A mix of corruption, deficit spending, and a collapsing oil crisis, in a country where 25% of the GDP is exported oil. The official exchange rate was 10 bolivars to the dollar in 2013. Inflation levels doubled from 2013 to 2014 and by January 2019, it was 1,000,000 bolivars to the dollar. Due to the rapid drop in the value of the bolívar fuerte, Venezuelans jokingly called it “bolívar muerto” (“dead bolívar”).

The minimum wage in Venezuela dropped from about $360 per month in 2012 to $3.46 per month in 2019. Many Venezuelans fled to Colombia since the real value of their income, in the face of price increases, had fallen to a level they couldn’t live on. The Wall Street Journal reported that a teacher could only buy a dozen eggs and two pounds of cheese with a month’s wages. Thanks to a monthly inflation rate of nearly 60%, Venezuelans found themselves 1/100th of the purchasing power.

Venezuela’s annual inflation expectations for 2022 are 650%.

Hyperinflation in WEIMAR GERMANY

Weimar Germany experienced hyperinflation in the early 1920s, after the end of World War I. The Kaiser had bet a lot on winning World War I, but wound up with a huge reparations bill imposed by the Allies, as well as deficit spending to fund debts Germany incurred to pay for the war itself.

The Treaty of Versailles imposed a huge debt on Germany that could be paid only in gold or foreign currency. When the reparation debt came due, the German government printed money to buy the foreign currency required to pay them. This new money supply hit the market, the currency became worthless and prices skyrocketed.

A loaf of bread in Berlin that cost around 160 Marks at the end of 1922 cost 200,000,000,000 Marks by late 1923.

A woman in Weimar Germany feeds a stove with paper currency, which burns longer than the firewood it could purchase.

Hyperinflation reached its peak by November 1923 and ended when a new currency (the Rentenmark) was introduced. However, the political and economic instability contributed to the rise of Nazism in Germany. After World War II, the Allies chose not to impose excessive reparations, and instead took payments in machinery, manufacturing, intellectual property and labor.

Hyperinflation in ZIMBABWE

In 2007, Zimbabwe saw an explosion of hyperinflation. It was caused by a mix of factors: drought, corruption, war. The government started printing money to pay for social programs, debt to the International Monetary Fund, and military aggression in Congo. With more money chasing the same amount of goods, prices went up.

Like Weimar Germany, as the currency became worthless, the government began flooding the money supply with bills with ridiculously high numbers on them. Fun fact: Zimbabwe used the same printmakers as the printed Weimar Republic.

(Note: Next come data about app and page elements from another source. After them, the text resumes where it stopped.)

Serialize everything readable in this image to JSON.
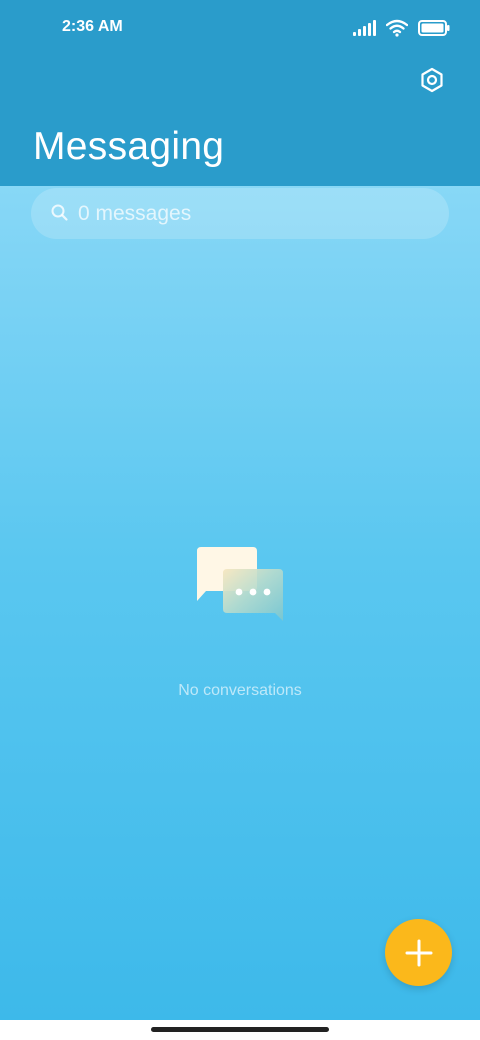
{
  "status_bar": {
    "time": "2:36 AM",
    "signal_icon": "cellular-signal-icon",
    "wifi_icon": "wifi-icon",
    "battery_icon": "battery-full-icon"
  },
  "header": {
    "title": "Messaging",
    "settings_icon": "settings-gear-icon"
  },
  "search": {
    "placeholder": "0 messages",
    "icon": "search-icon"
  },
  "empty_state": {
    "icon": "chat-bubbles-icon",
    "text": "No conversations"
  },
  "fab": {
    "icon": "plus-icon"
  },
  "colors": {
    "header": "#2a9ccb",
    "gradient_top": "#9fe2fb",
    "gradient_bottom": "#3db9ea",
    "fab": "#fbb81b"
  }
}
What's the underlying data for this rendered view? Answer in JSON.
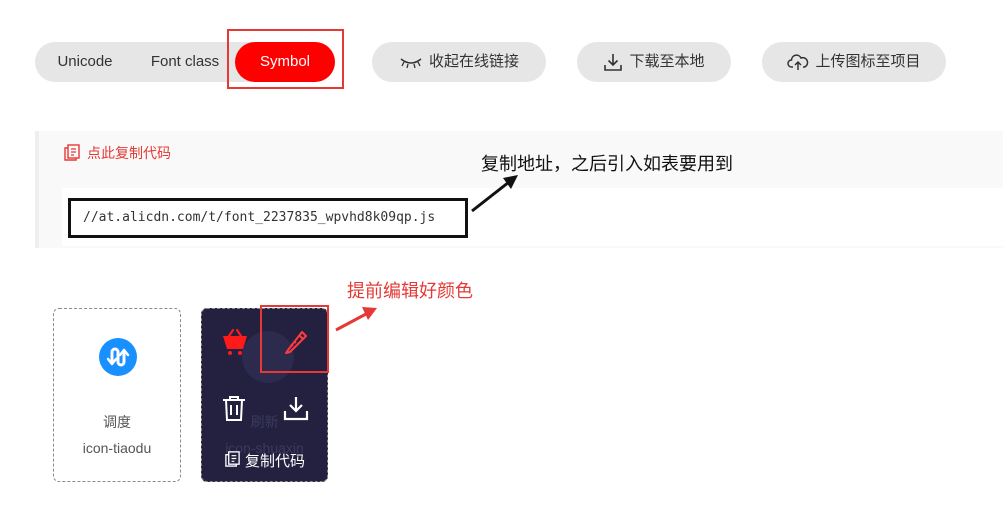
{
  "tabs": [
    {
      "label": "Unicode",
      "active": false
    },
    {
      "label": "Font class",
      "active": false
    },
    {
      "label": "Symbol",
      "active": true
    }
  ],
  "actions": {
    "collapse_label": "收起在线链接",
    "download_label": "下载至本地",
    "upload_label": "上传图标至项目"
  },
  "code": {
    "copy_label": "点此复制代码",
    "url": "//at.alicdn.com/t/font_2237835_wpvhd8k09qp.js"
  },
  "annotations": {
    "url_note": "复制地址，之后引入如表要用到",
    "edit_note": "提前编辑好颜色"
  },
  "icons": [
    {
      "name": "调度",
      "class": "icon-tiaodu",
      "icon": "tiaodu-icon",
      "color": "#1890ff"
    },
    {
      "name": "刷新",
      "class": "icon-shuaxin",
      "hover": true,
      "actions": [
        "cart-icon",
        "edit-icon",
        "delete-icon",
        "download-icon"
      ],
      "copy_label": "复制代码"
    }
  ],
  "colors": {
    "accent": "#ff0000",
    "annotation_red": "#e53935",
    "hover_card_bg": "#23213f",
    "pill_bg": "#e6e6e6"
  }
}
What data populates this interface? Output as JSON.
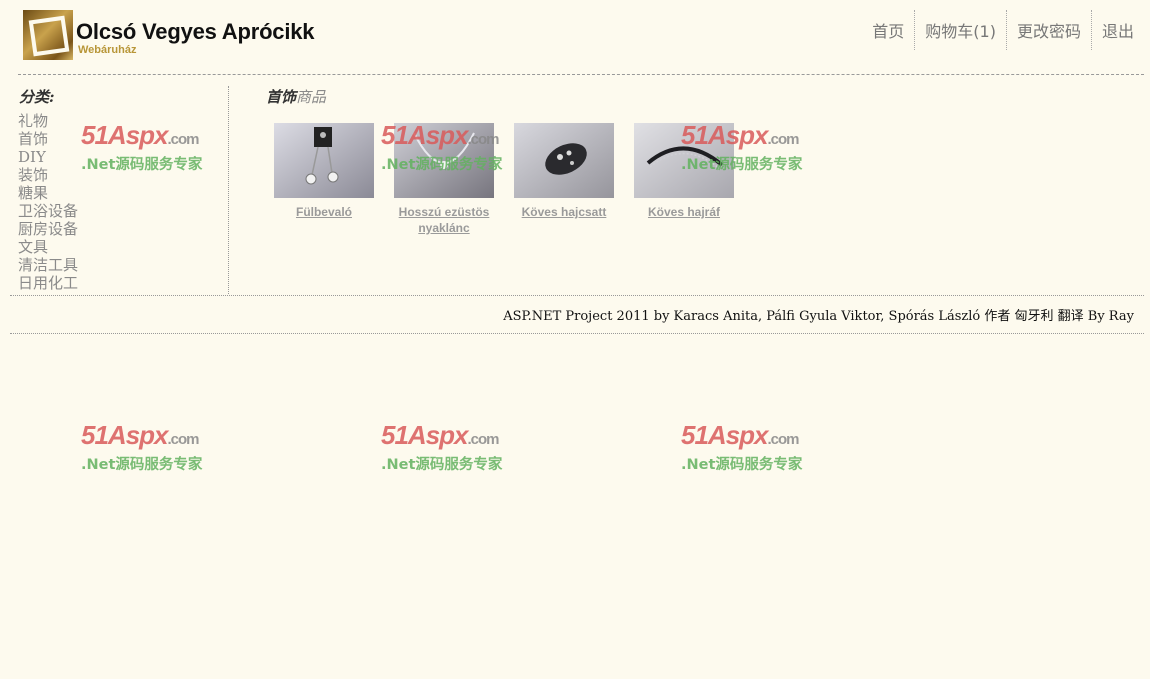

Between gaining independence from the British in 1980 and 2000, annual inflation in Zimbabwe ranged from 7-57%, with a baseline inflation rate of about 10%. After 2000, it was north of 100% every year, and by 2006, it was above 1000%. Then the daily and monthly inflation rates exploded.

Finally, defeated by rising prices, the national bank stopped issuing the Zimbabwe dollar and relied on foreign currency for years. It was one of the episodes of highest inflation seen in modern times.

As of June 2022, inflation in Zimbabwe was 191%. While that isn’t hyperinflation, it’s a lot closer than the U.S. at 9.1% and the E.U. at 8.6%).

Hyperinflation in the US

Hayek Global College professor L. Burke Files says that hyperinflation is improbable in the United States, a stable economy, and because of cost-control features made available by a global economy. 

According to Files, the ‘pressure relief valve’ for nations is the interconnected nature of the world.

Countries like Zimbabwe and Venezuela, whose central bank may print excessive amounts of money or attempt to manipulate their currency by restricting commerce, are the exceptions.